== Exercise objective ==
Go line by line through the entries below and count those containing the string "value"; give only the count.

== Extracted material ==

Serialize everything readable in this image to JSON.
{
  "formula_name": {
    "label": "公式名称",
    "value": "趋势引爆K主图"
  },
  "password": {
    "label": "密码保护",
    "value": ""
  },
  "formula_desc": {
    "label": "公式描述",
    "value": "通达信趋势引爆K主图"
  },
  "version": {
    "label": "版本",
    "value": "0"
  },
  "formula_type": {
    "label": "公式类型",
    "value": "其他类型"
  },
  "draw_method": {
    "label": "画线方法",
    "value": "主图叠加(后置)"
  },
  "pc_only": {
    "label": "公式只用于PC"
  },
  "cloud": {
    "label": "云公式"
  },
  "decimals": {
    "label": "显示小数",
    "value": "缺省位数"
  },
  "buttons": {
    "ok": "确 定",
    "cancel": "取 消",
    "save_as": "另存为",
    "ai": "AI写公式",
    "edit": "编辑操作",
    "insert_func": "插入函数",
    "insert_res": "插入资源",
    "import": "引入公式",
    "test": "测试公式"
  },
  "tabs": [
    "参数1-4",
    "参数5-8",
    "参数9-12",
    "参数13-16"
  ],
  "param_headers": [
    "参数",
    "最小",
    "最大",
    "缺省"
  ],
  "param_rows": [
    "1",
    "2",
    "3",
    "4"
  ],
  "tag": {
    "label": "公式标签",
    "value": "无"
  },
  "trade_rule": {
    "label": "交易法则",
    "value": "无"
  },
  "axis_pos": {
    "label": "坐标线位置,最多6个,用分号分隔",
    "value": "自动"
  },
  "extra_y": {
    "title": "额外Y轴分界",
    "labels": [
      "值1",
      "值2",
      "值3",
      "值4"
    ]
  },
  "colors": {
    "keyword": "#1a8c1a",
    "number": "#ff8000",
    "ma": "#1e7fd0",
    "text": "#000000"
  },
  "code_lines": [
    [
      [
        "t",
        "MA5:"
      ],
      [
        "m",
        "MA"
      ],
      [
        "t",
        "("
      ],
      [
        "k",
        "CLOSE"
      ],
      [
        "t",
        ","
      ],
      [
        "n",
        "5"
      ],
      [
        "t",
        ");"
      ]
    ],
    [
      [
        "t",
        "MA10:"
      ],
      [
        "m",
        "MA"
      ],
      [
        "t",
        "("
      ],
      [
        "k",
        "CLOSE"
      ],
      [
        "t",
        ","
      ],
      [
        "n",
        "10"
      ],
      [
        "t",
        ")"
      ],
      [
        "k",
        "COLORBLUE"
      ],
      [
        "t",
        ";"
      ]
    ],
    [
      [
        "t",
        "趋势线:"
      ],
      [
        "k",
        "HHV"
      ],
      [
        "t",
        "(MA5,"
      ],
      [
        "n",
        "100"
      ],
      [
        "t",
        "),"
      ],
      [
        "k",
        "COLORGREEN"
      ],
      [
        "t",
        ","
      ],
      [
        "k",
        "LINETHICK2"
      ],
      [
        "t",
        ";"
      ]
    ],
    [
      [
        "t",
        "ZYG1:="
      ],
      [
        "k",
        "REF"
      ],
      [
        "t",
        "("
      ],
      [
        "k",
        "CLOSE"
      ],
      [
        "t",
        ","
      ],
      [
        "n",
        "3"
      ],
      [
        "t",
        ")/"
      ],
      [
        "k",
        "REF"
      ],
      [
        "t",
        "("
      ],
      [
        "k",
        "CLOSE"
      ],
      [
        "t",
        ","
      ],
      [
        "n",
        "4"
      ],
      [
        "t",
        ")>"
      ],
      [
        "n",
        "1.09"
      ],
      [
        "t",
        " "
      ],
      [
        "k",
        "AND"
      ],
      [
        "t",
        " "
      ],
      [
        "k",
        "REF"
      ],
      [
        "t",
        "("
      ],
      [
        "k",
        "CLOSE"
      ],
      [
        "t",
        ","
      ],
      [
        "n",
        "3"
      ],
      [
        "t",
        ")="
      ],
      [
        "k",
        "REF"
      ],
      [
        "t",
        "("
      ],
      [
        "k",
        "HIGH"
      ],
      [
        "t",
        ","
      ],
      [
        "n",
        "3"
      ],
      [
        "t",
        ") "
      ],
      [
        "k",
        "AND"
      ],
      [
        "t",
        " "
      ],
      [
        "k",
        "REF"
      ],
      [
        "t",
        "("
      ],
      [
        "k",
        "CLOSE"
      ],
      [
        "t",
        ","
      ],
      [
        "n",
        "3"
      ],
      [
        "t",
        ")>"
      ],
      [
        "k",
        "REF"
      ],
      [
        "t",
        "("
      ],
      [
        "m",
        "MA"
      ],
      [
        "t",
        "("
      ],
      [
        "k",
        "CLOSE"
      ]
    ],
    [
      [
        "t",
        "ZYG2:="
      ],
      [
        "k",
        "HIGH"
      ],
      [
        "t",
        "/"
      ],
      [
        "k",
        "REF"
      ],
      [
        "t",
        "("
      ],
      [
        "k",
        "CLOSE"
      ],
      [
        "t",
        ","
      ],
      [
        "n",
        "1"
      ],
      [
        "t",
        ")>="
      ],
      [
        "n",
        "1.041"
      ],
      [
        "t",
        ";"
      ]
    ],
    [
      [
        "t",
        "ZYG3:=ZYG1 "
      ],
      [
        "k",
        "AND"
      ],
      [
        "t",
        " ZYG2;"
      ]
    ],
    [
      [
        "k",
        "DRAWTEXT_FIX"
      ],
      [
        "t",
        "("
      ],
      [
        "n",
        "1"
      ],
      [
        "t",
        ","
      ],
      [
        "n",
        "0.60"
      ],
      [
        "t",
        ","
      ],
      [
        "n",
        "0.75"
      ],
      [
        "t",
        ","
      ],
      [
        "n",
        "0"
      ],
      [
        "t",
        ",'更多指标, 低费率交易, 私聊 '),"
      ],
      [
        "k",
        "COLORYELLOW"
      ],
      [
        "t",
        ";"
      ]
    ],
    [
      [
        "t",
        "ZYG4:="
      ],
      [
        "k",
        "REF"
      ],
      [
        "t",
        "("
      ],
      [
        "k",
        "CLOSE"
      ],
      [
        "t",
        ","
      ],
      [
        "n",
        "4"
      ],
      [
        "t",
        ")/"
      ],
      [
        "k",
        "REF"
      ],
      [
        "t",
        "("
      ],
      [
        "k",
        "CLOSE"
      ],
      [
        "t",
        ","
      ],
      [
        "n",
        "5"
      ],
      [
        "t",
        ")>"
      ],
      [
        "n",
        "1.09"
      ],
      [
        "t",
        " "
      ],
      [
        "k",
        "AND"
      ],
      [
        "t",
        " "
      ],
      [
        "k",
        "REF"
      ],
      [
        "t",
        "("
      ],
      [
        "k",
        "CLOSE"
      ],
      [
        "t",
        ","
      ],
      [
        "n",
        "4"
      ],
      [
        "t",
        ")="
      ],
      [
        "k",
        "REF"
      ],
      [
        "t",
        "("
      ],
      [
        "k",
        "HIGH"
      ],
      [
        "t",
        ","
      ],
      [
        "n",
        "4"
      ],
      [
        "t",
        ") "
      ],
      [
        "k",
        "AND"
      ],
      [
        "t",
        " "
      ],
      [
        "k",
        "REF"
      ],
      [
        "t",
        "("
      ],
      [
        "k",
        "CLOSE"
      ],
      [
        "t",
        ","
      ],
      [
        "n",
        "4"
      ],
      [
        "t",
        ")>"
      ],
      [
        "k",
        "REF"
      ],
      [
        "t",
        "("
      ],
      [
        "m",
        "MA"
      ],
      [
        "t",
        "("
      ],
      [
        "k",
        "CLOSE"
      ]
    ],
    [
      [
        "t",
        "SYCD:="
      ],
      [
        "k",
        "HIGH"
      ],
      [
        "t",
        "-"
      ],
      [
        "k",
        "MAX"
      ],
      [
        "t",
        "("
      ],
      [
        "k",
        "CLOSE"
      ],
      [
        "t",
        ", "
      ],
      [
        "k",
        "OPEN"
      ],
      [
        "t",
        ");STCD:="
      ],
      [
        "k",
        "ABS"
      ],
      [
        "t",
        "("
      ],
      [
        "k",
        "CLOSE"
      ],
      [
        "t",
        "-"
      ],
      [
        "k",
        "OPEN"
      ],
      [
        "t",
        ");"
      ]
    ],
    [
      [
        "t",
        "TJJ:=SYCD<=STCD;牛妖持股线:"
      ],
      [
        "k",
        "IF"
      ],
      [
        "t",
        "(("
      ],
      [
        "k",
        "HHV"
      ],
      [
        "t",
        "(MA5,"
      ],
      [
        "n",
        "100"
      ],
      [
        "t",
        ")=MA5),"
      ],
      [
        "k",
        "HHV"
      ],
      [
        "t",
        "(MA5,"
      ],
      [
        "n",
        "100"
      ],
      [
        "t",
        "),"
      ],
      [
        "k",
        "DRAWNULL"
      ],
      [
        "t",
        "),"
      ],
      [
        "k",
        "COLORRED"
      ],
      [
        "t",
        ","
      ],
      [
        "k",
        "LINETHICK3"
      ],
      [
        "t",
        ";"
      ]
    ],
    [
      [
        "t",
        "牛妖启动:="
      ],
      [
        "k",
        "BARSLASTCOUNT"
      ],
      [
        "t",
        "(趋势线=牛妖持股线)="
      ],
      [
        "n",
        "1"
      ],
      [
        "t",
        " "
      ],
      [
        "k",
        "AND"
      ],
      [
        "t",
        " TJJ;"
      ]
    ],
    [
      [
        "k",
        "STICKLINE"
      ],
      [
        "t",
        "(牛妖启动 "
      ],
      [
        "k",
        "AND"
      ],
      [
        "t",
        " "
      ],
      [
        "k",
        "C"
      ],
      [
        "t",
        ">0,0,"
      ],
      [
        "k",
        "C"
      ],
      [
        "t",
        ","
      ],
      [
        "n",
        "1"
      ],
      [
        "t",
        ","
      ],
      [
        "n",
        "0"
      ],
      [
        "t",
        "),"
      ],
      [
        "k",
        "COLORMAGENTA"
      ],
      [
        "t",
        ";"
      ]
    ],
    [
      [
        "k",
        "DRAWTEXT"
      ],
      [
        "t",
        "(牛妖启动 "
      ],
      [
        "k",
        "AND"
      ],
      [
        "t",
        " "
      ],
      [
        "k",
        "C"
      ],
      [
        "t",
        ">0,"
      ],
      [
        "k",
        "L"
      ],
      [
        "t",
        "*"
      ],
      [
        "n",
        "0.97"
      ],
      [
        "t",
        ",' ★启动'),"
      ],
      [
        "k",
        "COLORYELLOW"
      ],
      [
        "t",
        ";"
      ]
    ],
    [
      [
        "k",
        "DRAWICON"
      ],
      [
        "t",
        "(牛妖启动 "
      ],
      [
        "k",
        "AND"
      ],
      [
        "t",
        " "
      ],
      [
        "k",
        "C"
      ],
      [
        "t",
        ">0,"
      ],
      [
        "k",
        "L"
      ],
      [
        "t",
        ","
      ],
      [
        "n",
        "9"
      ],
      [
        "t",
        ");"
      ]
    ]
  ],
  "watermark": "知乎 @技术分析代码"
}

== Output of the task ==
10